What’s better - the movie or the book? Join us at the Central Library on April 14 for a screening of the 1934 crime caper The Thin Man, and then make it a double on April 25 with a discussion of the book at Denver Distillery, along with guest authors from Colorado Sisters in Crime!
Here’s a little background on The Thin Man by Dashiell Hammett. It was first published as a magazine serial in 1933 and was then published as a novel in 1934 by Knopf. The film version of The Thin Man was taken from the novel of the same name, and is based upon a married couple that was reportedly modeled on Dashiell Hammett's own relationship with playwright Lillian Hellman. The Thin Man was Hammett's fifth and final novel following The Maltese Falcon and The Glass Key. The 'thin man' referred to in the title is in fact the murder victim, Clyde Wynant, in the magazine serial, novel and film, who only appeared - and disappeared - in the initial film. (photo of actor Edward Ellis at left)
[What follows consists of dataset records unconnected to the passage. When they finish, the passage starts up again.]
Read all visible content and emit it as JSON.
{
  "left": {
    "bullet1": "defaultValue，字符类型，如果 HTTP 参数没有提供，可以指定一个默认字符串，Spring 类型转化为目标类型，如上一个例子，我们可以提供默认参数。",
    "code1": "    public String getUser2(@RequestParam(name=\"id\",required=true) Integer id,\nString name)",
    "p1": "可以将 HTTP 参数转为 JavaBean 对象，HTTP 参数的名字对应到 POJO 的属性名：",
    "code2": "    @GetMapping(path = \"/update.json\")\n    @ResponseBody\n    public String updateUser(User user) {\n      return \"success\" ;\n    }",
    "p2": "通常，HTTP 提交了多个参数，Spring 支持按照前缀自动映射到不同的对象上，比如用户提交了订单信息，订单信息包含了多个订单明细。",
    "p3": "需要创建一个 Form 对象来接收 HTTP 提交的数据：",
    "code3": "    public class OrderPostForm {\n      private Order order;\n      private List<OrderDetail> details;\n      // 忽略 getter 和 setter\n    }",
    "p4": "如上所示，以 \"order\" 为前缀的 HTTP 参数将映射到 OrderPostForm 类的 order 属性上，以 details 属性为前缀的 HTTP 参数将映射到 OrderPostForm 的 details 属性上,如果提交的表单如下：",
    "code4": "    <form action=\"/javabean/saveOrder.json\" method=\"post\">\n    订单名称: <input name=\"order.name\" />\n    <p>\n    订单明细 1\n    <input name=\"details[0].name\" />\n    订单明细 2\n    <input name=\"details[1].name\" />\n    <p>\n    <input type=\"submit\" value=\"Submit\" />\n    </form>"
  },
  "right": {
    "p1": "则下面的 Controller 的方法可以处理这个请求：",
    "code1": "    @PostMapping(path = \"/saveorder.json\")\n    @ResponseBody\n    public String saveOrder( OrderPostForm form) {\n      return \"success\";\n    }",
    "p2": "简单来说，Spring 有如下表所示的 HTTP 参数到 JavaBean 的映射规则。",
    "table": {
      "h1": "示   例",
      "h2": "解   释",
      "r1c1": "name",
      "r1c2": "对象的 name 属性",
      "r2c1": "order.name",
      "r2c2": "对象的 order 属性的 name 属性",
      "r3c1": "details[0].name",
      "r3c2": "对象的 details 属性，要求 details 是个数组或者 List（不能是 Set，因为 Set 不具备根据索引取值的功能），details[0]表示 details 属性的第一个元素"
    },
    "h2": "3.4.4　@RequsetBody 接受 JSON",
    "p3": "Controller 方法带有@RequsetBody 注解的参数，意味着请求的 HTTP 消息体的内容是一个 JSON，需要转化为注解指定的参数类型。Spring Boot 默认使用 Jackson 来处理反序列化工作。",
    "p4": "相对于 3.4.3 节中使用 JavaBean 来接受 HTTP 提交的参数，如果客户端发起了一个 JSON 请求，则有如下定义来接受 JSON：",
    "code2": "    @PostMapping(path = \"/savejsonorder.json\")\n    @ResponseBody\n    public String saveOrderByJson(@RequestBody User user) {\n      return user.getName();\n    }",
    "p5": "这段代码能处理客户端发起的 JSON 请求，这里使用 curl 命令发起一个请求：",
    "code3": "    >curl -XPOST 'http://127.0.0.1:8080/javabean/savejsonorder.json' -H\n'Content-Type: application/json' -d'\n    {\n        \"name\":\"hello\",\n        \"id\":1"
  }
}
One of MGM's lower budget films of the era, The Thin Man was reportedly shot in fourteen days, yet earned over $2 million ($37 million in 2018 dollars!) making it the best earnings record of the total of six 'Thin Man' films from MGM. Sarah Hagelin, professor of film studies of CU-Denver, will be joining us for the April 14 film showing to give us even more background on the making, and impact, of this funny, sharp movie.
Considered a major influence on crime and mystery writers over the past decades, the esteemed author Raymond Chandler once said this about Hammett - “Hammett gave murder back to the kind of people that commit it for reasons, not just to provide a corpse; and with the means at hand, not hand-wrought dueling pistols, curare and tropical fish.” Along with Chandler, Hammett inspired many other authors, including Chester Himes, Mickey Spillane and Margaret Atwood.
So book or movie? Or both? You decide whether or not to make it a double!